Publication date: 22nd February 2022
Ownership: E-ARC sent free of charge by author. All opinions my own.
Content warnings: minor fantasy violence; arson/house fire.
Worn out after decades of packing steel and raising hell, Viv the orc barbarian cashes out of the warrior’s life with one final score. A forgotten legend, a fabled artifact, and an unreasonable amount of hope lead her to the streets of Thune, where she plans to open the first coffee shop the city has ever seen.
However, her dreams of a fresh start pulling shots instead of swinging swords are hardly a sure bet. Old frenemies and Thune’s shady underbelly may just upset her plans. To finally build something that will last, Viv will need some new partners and a different kind of resolve.
A hot cup of fantasy slice-of-life with a dollop of romantic froth.
I think by this point in the review (yes, the very start of me actually writing) you’ll already have a good idea of whether this book sounds like it’s going to be exactly your thing or not. For me, it was an instant YES – I’m always on the lookout for fantasy that has all the classic vibes but extremely low stakes, because I love a quiet, personal story. Let me tell you, I was not disappointed in this one bit. It’s exactly what it promises: a slice-of-life book that’s as cosy and comforting as a cinnamon bun and a hot cup of tea (I would say coffee, to stay on theme, but I can’t stand the stuff myself!).
This is a character-focused story, of course, and the characters are what really make it work so well. Viv, the ex-adventurer orc, is a really likeable protagonist; it’s easy to connect with her mix of straightforward practicality and secret dreams. There’s a sort of ripple of quiet humour in Viv’s point of view that keeps the book just shy of being ‘comic’, exactly, but makes it feel very warm and friendly – I could absolutely see myself visiting the shop and being welcomed by her. I also really liked that she does bear the marks of her previous life, both physically and mentally, and part of her journey is just learning how to be herself again after stuffing herself in a box for so long. It’s a theme that is repeated in most of the characters we meet, the idea that people can be something more than they first appear, that sometimes you have to step outside your comfort zone to find something that’s actually a lot more comfortable when you get there. I don’t usually make notes on books as I read, but early on in the book there’s a line that seemed to put the mission statement of this book so simply that I made sure to write it down: “Things don’t have to stay as what they started out as”. Succubus Tandri, nervous bard Pendry, gruff workman Cal, and even tiny baker rattkin Thimble all need to accept a little bit of change in order to grow.

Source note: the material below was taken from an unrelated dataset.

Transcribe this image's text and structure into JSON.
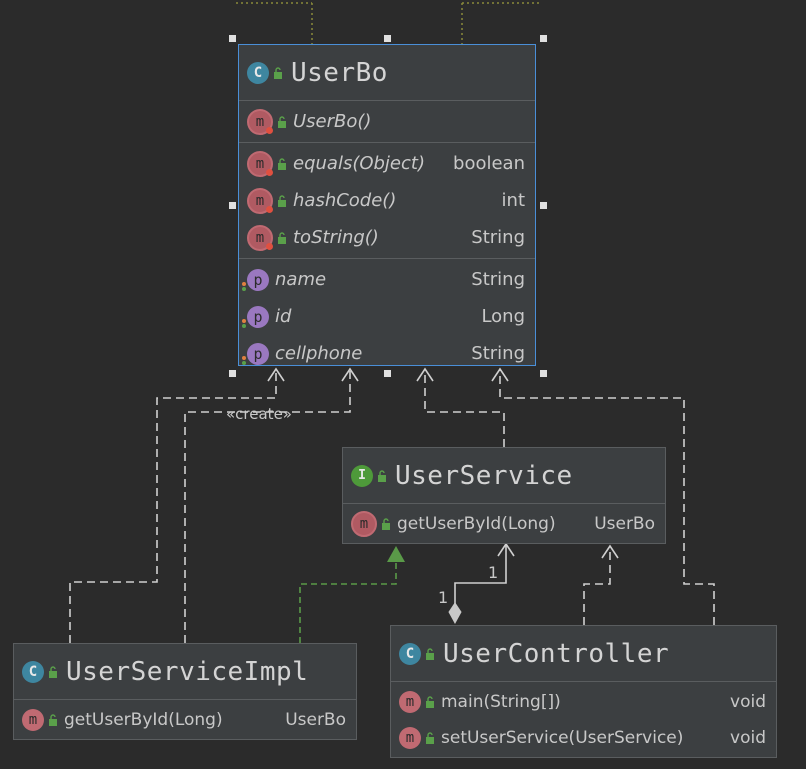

It’s a beautiful theme that manages to avoid being cheesy at any point in the book, which is an incredible feat for a story so centred around finding yourself, making friends, and realising what’s truly important to yourself – it could so easily have veered into unbelievable sweetness, but it never does, sticking very close to a realistically-paced progression. It’s full of kindness and respect and people working hard to be decent. This means that all the warmth and emotional payoff feels realistically won, so whenever Viv or one of the other characters has something good happen, it’s easy to feel like they deserve it, because we’ve seen the work. The group grow together into a wonderful found family; there’s a smidgen of romance, which I loved, but it’s very light, and the focus is almost fully on community and friendship. There are darker elements to it, but nothing that breaks the general feel-good attitude – just enough to season it all into feeling believable and adding some mild peril.
It’s also just sheer fun! Seeing Viv build her coffee shop from the ground up is as satisfying as any home renovation reality programme, and you really get a sense of the town and the world around the shop even though the actual worldbuilding is done lightly. I was amused by the exoticness of coffee and the reactions of the townsfolk to this new weird ‘bean water’, plus the invention of various baked goods, which is all described with that perfect little twist of humour. It actually kind of feels like a rest episode in a tabletop game run by that one friend who always makes you laugh. It’s just a good time, honestly. I read the whole thing in a day because it was just too much fun to stop.
By this point in the review (yes, the very end) you should absolutely be ready to go and buy yourself a copy of this. It was exactly what I needed to read and I suspect that will be true for a lot of people! Gorgeous, fun stuff – adult fantasy with a middle grade loveliness, perfect for fans of Stephanie Burgis and the lighter side of T Kingfisher. Five out of five cats, obviously!